These photos are from Ingrid Berthon-Moine’s cleverly titled series, “Marbles,” which compiles shots of testicles from classical Greek sculpture—only marble marbles will do. Berthon-Moine did a lot of research on Greek sexuality for the project, and actually answered one of my long-standing questions on ancient art—were the models for these sculptures… really cold? Oddly enough, some counterintuitive idealization of the human form may be the culprit.  Berthon-Moine says:

This interest in ancient classical Greek statuary was prompted by the accuracy of its anatomy, the realism of its stance and the influence it still has on the shape of the male body.
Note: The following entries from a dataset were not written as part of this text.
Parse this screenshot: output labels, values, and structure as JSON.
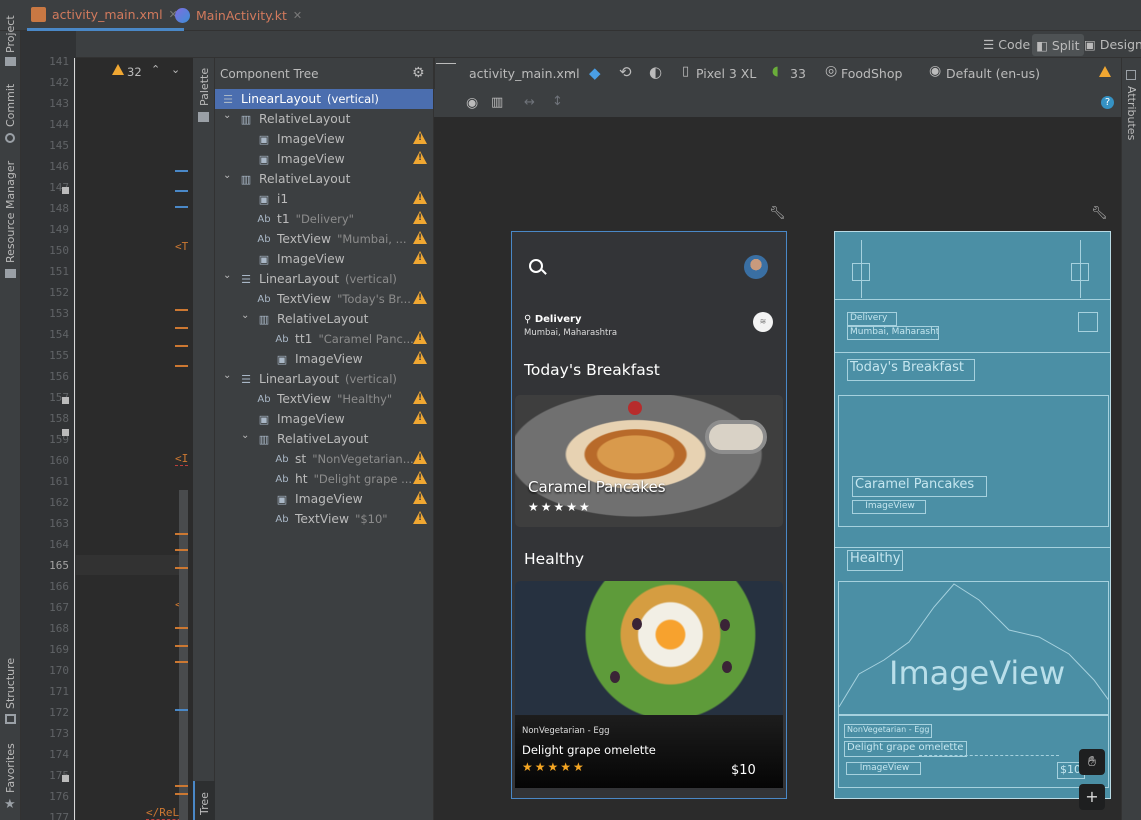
{
  "tabs": [
    {
      "label": "activity_main.xml",
      "close": "✕"
    },
    {
      "label": "MainActivity.kt",
      "close": "✕"
    }
  ],
  "view_modes": {
    "code": "Code",
    "split": "Split",
    "design": "Design"
  },
  "left_strip": {
    "project": "Project",
    "commit": "Commit",
    "resource_manager": "Resource Manager",
    "structure": "Structure",
    "favorites": "Favorites"
  },
  "right_strip": {
    "attributes": "Attributes"
  },
  "palette_label": "Palette",
  "tree_tab_label": "Tree",
  "editor": {
    "warning_count": "32",
    "line_numbers": [
      "141",
      "142",
      "143",
      "144",
      "145",
      "146",
      "147",
      "148",
      "149",
      "150",
      "151",
      "152",
      "153",
      "154",
      "155",
      "156",
      "157",
      "158",
      "159",
      "160",
      "161",
      "162",
      "163",
      "164",
      "165",
      "166",
      "167",
      "168",
      "169",
      "170",
      "171",
      "172",
      "173",
      "174",
      "175",
      "176",
      "177"
    ],
    "current_line": "165",
    "code_fragments": [
      "<T",
      "<I",
      "<T",
      "</ReLa"
    ]
  },
  "component_tree": {
    "title": "Component Tree",
    "nodes": [
      {
        "type": "LinearLayout",
        "meta": "(vertical)",
        "warn": false
      },
      {
        "type": "RelativeLayout",
        "meta": "",
        "warn": false
      },
      {
        "type": "ImageView",
        "meta": "",
        "warn": true
      },
      {
        "type": "ImageView",
        "meta": "",
        "warn": true
      },
      {
        "type": "RelativeLayout",
        "meta": "",
        "warn": false
      },
      {
        "type": "i1",
        "meta": "",
        "warn": true
      },
      {
        "type": "t1",
        "meta": "\"Delivery\"",
        "warn": true
      },
      {
        "type": "TextView",
        "meta": "\"Mumbai, ...",
        "warn": true
      },
      {
        "type": "ImageView",
        "meta": "",
        "warn": true
      },
      {
        "type": "LinearLayout",
        "meta": "(vertical)",
        "warn": false
      },
      {
        "type": "TextView",
        "meta": "\"Today's Br...",
        "warn": true
      },
      {
        "type": "RelativeLayout",
        "meta": "",
        "warn": false
      },
      {
        "type": "tt1",
        "meta": "\"Caramel Panc...",
        "warn": true
      },
      {
        "type": "ImageView",
        "meta": "",
        "warn": true
      },
      {
        "type": "LinearLayout",
        "meta": "(vertical)",
        "warn": false
      },
      {
        "type": "TextView",
        "meta": "\"Healthy\"",
        "warn": true
      },
      {
        "type": "ImageView",
        "meta": "",
        "warn": true
      },
      {
        "type": "RelativeLayout",
        "meta": "",
        "warn": false
      },
      {
        "type": "st",
        "meta": "\"NonVegetarian...",
        "warn": true
      },
      {
        "type": "ht",
        "meta": "\"Delight grape ...",
        "warn": true
      },
      {
        "type": "ImageView",
        "meta": "",
        "warn": true
      },
      {
        "type": "TextView",
        "meta": "\"$10\"",
        "warn": true
      }
    ]
  },
  "design_toolbar": {
    "file": "activity_main.xml",
    "device": "Pixel 3 XL",
    "api": "33",
    "theme": "FoodShop",
    "locale": "Default (en-us)"
  },
  "phone": {
    "delivery_label": "Delivery",
    "location": "Mumbai, Maharashtra",
    "section1_title": "Today's Breakfast",
    "card1_title": "Caramel Pancakes",
    "card1_stars": "★★★★★",
    "section2_title": "Healthy",
    "card2_category": "NonVegetarian - Egg",
    "card2_title": "Delight grape omelette",
    "card2_stars": "★★★★★",
    "card2_price": "$10"
  },
  "blueprint": {
    "delivery": "Delivery",
    "location": "Mumbai, Maharashtra",
    "section1": "Today's Breakfast",
    "card1_title": "Caramel Pancakes",
    "card1_image": "ImageView",
    "section2": "Healthy",
    "big_image": "ImageView",
    "card2_category": "NonVegetarian - Egg",
    "card2_title": "Delight grape omelette",
    "card2_image": "ImageView",
    "price": "$10"
  },
  "colors": {
    "accent_blue": "#4a88c7",
    "warning": "#f0a732",
    "blueprint": "#4b8fa5",
    "phone_bg": "#333437"
  }
}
Ancient Greece was a highly masculinist culture. They favoured ‘small and taut’ genitals, as opposed to big sex organs, to show male self-control in matters of sexuality. Today, the modern users as in commerce, cinema, and advertising converted it into a mass commodity telling us about domination and desirability, size matters and the bigger, the better.

Small junk was “in”—how about that? You’ll notice no real shaft in any of the pictures (a few you can even see were even broken off), but you’d like to err on the side of NSFW (or if testes make you testy), I respect that—but if you’re working at a place that would punish you for looking at crops of ancient Greek statues, I suggest you do your damndest to make a career change—someplace that won’t bust your balls, you know?








Via Hyperallergic

Posted by Amber Frost | Leave a comment